Information provided
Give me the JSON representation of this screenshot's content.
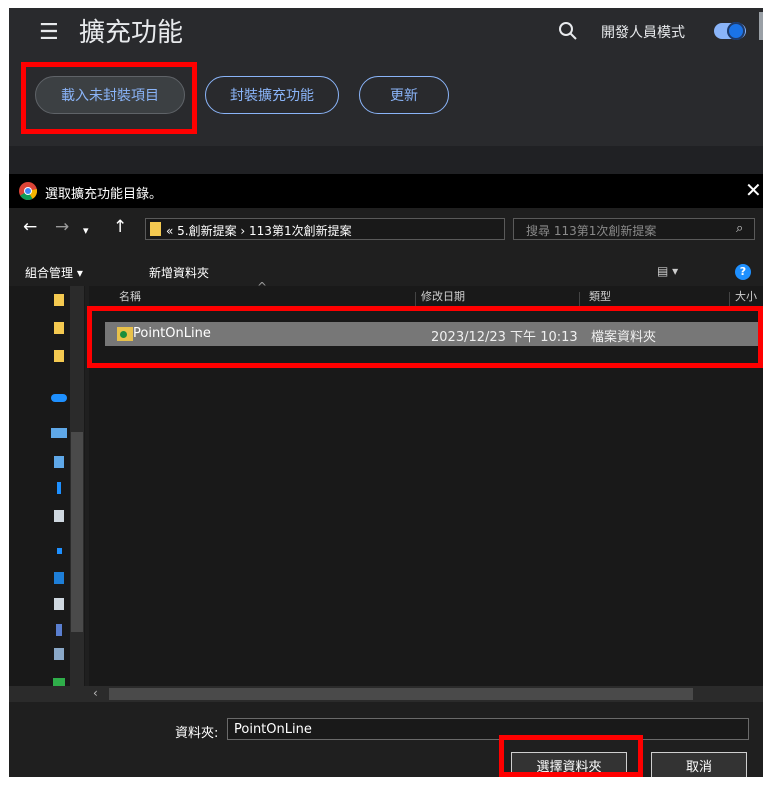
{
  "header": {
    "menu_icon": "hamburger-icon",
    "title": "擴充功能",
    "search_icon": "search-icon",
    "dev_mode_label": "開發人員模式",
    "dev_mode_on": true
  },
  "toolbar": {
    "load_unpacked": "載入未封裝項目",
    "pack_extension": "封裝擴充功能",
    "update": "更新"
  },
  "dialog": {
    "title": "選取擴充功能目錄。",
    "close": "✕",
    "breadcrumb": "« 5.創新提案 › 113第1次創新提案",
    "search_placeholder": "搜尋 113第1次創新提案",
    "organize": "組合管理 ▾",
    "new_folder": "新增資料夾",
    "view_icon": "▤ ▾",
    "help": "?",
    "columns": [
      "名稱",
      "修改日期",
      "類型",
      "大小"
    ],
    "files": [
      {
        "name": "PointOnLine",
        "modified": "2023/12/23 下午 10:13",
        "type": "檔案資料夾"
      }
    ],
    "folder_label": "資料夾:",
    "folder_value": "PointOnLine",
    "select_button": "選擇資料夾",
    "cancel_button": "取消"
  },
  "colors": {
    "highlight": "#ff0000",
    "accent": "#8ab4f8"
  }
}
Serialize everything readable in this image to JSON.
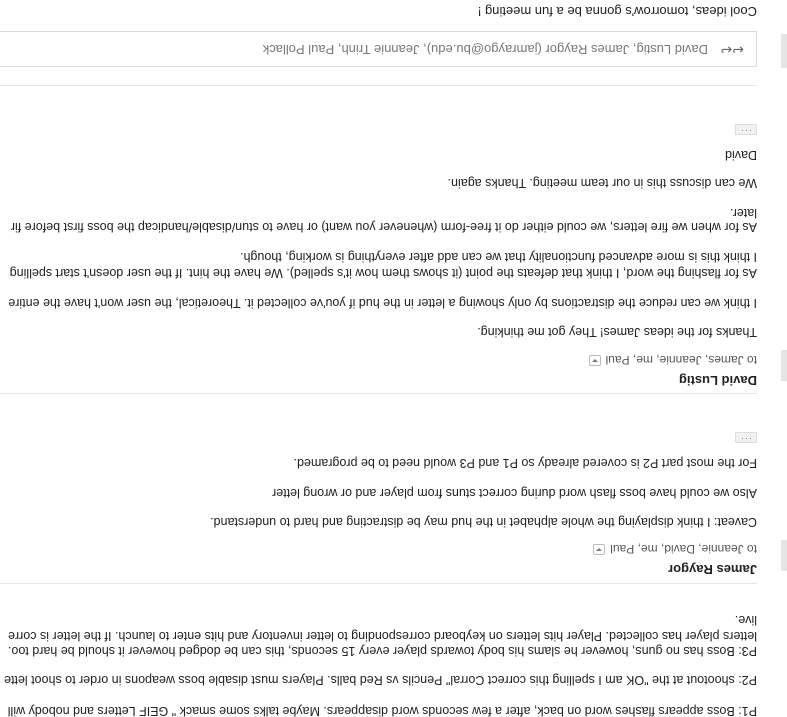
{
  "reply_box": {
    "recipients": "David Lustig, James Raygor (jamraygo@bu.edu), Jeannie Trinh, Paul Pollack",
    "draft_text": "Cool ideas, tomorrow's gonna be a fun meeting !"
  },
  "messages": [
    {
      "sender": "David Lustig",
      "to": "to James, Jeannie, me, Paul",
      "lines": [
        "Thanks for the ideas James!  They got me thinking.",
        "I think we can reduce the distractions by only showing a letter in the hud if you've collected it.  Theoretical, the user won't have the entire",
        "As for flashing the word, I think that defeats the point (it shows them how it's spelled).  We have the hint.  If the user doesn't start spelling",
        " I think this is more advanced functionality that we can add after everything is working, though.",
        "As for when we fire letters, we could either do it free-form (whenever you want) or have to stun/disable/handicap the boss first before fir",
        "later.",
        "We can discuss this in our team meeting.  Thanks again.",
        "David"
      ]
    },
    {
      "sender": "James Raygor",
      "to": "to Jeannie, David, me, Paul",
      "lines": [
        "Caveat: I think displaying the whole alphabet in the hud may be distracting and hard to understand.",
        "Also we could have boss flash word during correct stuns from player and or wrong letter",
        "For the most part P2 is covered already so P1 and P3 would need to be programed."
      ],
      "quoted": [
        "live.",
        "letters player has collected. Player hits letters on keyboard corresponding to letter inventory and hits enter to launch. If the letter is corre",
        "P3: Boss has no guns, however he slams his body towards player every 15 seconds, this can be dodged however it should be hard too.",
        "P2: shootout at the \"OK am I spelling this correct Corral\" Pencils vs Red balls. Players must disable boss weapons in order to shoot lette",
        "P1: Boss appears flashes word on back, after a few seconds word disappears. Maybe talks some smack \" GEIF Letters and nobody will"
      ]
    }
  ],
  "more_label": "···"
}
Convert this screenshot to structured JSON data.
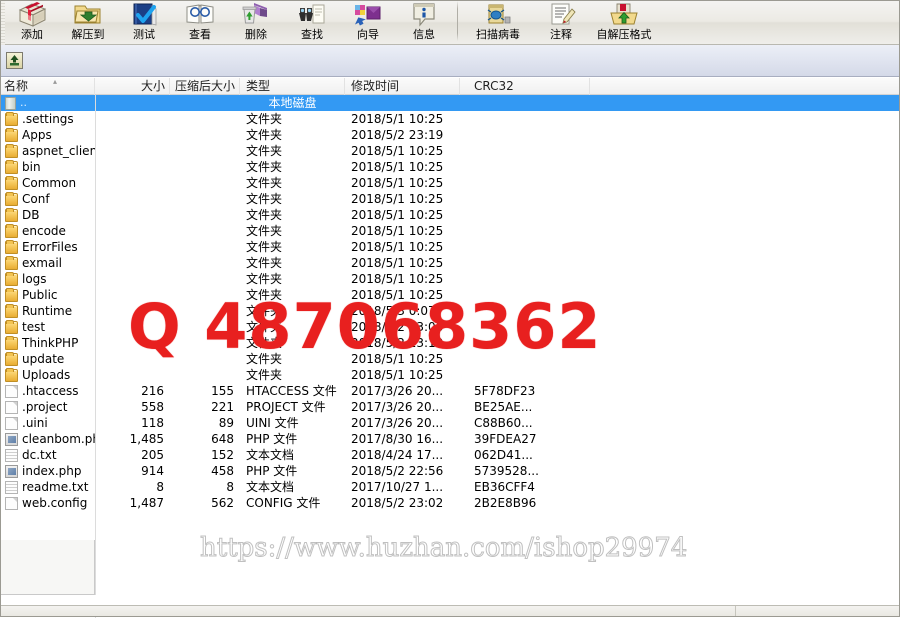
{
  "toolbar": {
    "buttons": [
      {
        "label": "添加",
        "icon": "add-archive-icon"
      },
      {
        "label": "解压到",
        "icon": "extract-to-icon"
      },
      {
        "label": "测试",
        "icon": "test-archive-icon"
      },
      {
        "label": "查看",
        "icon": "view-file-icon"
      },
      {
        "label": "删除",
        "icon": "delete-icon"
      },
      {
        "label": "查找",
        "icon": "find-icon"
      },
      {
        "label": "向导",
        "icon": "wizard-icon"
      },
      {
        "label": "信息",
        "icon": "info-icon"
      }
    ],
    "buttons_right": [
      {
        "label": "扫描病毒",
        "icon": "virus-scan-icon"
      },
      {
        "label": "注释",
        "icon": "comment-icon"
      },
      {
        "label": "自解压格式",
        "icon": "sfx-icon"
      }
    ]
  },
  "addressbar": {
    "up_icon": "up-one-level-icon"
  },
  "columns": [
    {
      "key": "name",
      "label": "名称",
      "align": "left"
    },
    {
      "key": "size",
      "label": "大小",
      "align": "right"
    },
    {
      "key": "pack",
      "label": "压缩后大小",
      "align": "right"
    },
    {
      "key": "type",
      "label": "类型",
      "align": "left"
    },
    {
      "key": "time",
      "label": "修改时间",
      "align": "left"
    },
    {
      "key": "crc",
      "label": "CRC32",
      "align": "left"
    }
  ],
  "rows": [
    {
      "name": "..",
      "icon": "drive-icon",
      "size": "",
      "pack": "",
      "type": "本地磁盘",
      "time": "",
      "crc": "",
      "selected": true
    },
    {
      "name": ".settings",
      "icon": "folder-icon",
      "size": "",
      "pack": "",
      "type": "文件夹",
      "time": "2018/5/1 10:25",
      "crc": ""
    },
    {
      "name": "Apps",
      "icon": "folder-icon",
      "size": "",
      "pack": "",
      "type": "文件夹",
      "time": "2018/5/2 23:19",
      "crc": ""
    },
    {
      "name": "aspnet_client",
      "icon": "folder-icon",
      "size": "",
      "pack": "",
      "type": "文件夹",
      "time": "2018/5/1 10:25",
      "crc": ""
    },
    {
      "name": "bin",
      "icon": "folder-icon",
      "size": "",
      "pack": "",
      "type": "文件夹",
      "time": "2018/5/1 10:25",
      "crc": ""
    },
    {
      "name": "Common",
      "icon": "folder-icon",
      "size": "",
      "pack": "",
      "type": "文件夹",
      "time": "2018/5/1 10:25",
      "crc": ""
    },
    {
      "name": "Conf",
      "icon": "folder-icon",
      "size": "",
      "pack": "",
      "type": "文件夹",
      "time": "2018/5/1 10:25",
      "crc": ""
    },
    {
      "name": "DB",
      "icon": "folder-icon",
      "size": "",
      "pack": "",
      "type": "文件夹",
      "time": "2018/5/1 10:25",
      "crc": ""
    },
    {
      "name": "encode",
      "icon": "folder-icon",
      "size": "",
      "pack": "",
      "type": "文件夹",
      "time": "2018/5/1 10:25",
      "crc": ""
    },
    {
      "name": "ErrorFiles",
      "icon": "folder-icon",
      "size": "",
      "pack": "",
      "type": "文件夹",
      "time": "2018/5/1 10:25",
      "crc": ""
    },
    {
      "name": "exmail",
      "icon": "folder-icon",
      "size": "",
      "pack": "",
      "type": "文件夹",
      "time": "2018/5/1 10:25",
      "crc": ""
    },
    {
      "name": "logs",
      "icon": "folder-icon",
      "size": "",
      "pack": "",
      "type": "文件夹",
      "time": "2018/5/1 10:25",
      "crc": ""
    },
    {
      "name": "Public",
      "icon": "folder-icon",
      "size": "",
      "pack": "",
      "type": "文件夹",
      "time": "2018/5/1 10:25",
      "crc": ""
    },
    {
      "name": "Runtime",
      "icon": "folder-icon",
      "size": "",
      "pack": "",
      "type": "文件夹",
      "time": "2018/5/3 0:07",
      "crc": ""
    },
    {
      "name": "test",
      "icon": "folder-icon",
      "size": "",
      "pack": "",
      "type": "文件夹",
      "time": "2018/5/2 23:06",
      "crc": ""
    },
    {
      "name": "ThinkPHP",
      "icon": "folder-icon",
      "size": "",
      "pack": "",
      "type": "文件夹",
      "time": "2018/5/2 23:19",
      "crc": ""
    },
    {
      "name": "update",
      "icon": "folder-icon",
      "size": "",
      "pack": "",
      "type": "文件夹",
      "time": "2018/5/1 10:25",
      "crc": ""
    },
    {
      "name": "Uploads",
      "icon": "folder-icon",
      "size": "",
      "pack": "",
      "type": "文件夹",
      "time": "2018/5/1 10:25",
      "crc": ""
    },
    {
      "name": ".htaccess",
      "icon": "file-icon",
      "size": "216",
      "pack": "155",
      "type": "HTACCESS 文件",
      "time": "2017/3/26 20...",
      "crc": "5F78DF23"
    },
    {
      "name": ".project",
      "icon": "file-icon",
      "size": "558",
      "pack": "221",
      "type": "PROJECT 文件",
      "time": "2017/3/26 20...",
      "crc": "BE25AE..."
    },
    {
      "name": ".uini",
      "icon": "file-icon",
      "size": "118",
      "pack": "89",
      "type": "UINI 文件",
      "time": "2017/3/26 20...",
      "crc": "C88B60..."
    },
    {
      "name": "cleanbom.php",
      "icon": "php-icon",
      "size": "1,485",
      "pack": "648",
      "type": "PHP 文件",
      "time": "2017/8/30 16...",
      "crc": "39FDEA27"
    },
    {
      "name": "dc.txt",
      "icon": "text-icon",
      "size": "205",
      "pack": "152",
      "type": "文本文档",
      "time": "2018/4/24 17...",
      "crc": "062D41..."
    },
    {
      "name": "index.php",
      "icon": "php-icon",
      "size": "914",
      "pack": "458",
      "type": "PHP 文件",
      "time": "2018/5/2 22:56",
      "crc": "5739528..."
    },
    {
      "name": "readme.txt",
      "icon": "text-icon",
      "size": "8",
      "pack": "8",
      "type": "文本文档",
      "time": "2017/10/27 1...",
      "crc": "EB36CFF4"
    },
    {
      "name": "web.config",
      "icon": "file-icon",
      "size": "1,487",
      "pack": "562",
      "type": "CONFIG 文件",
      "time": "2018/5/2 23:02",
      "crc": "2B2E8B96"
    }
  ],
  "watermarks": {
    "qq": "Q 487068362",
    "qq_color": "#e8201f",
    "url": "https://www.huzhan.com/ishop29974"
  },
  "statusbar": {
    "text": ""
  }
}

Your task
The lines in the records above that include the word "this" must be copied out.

Response below
Give me the JSON representation of this screenshot's content.
Serialize everything readable in this image to JSON.
        " I think this is more advanced functionality that we can add after everything is working, though.",
        "We can discuss this in our team meeting.  Thanks again.",
        "P3: Boss has no guns, however he slams his body towards player every 15 seconds, this can be dodged however it should be hard too.",
        "P2: shootout at the \"OK am I spelling this correct Corral\" Pencils vs Red balls. Players must disable boss weapons in order to shoot lette",
Convert this screenshot to structured JSON data.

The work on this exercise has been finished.